PROMPT => This task calls for every entry below to be repeated exactly.

┏━━

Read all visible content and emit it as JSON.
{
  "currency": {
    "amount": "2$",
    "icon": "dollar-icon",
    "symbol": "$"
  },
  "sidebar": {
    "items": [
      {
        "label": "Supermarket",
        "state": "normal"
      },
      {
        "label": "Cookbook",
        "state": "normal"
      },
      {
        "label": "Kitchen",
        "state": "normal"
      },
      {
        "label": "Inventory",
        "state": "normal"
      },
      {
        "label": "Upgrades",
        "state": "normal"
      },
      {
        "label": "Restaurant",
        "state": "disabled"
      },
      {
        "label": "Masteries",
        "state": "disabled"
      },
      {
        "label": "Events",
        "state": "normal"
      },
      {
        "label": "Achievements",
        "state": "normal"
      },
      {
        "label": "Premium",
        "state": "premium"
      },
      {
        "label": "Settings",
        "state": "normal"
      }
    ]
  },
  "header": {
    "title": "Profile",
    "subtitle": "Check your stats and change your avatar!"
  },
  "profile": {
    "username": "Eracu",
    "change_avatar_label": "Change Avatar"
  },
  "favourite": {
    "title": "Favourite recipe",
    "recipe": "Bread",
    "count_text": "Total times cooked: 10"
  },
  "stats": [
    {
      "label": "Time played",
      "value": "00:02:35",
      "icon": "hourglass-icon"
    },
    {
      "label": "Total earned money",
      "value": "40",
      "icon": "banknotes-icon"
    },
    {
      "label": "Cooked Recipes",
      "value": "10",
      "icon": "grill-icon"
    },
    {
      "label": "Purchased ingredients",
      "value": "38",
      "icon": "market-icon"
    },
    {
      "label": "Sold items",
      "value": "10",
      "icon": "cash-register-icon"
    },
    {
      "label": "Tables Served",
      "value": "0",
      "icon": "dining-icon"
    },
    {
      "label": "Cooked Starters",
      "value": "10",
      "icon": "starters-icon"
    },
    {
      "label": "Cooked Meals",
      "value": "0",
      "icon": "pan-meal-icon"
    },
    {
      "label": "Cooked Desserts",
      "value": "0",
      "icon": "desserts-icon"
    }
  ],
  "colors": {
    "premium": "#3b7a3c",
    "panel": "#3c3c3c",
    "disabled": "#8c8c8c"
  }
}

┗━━

RESPONSE =>
Read all visible content and emit it as JSON.
{
  "currency": {
    "amount": "2$",
    "icon": "dollar-icon",
    "symbol": "$"
  },
  "sidebar": {
    "items": [
      {
        "label": "Supermarket",
        "state": "normal"
      },
      {
        "label": "Cookbook",
        "state": "normal"
      },
      {
        "label": "Kitchen",
        "state": "normal"
      },
      {
        "label": "Inventory",
        "state": "normal"
      },
      {
        "label": "Upgrades",
        "state": "normal"
      },
      {
        "label": "Restaurant",
        "state": "disabled"
      },
      {
        "label": "Masteries",
        "state": "disabled"
      },
      {
        "label": "Events",
        "state": "normal"
      },
      {
        "label": "Achievements",
        "state": "normal"
      },
      {
        "label": "Premium",
        "state": "premium"
      },
      {
        "label": "Settings",
        "state": "normal"
      }
    ]
  },
  "header": {
    "title": "Profile",
    "subtitle": "Check your stats and change your avatar!"
  },
  "profile": {
    "username": "Eracu",
    "change_avatar_label": "Change Avatar"
  },
  "favourite": {
    "title": "Favourite recipe",
    "recipe": "Bread",
    "count_text": "Total times cooked: 10"
  },
  "stats": [
    {
      "label": "Time played",
      "value": "00:02:35",
      "icon": "hourglass-icon"
    },
    {
      "label": "Total earned money",
      "value": "40",
      "icon": "banknotes-icon"
    },
    {
      "label": "Cooked Recipes",
      "value": "10",
      "icon": "grill-icon"
    },
    {
      "label": "Purchased ingredients",
      "value": "38",
      "icon": "market-icon"
    },
    {
      "label": "Sold items",
      "value": "10",
      "icon": "cash-register-icon"
    },
    {
      "label": "Tables Served",
      "value": "0",
      "icon": "dining-icon"
    },
    {
      "label": "Cooked Starters",
      "value": "10",
      "icon": "starters-icon"
    },
    {
      "label": "Cooked Meals",
      "value": "0",
      "icon": "pan-meal-icon"
    },
    {
      "label": "Cooked Desserts",
      "value": "0",
      "icon": "desserts-icon"
    }
  ],
  "colors": {
    "premium": "#3b7a3c",
    "panel": "#3c3c3c",
    "disabled": "#8c8c8c"
  }
}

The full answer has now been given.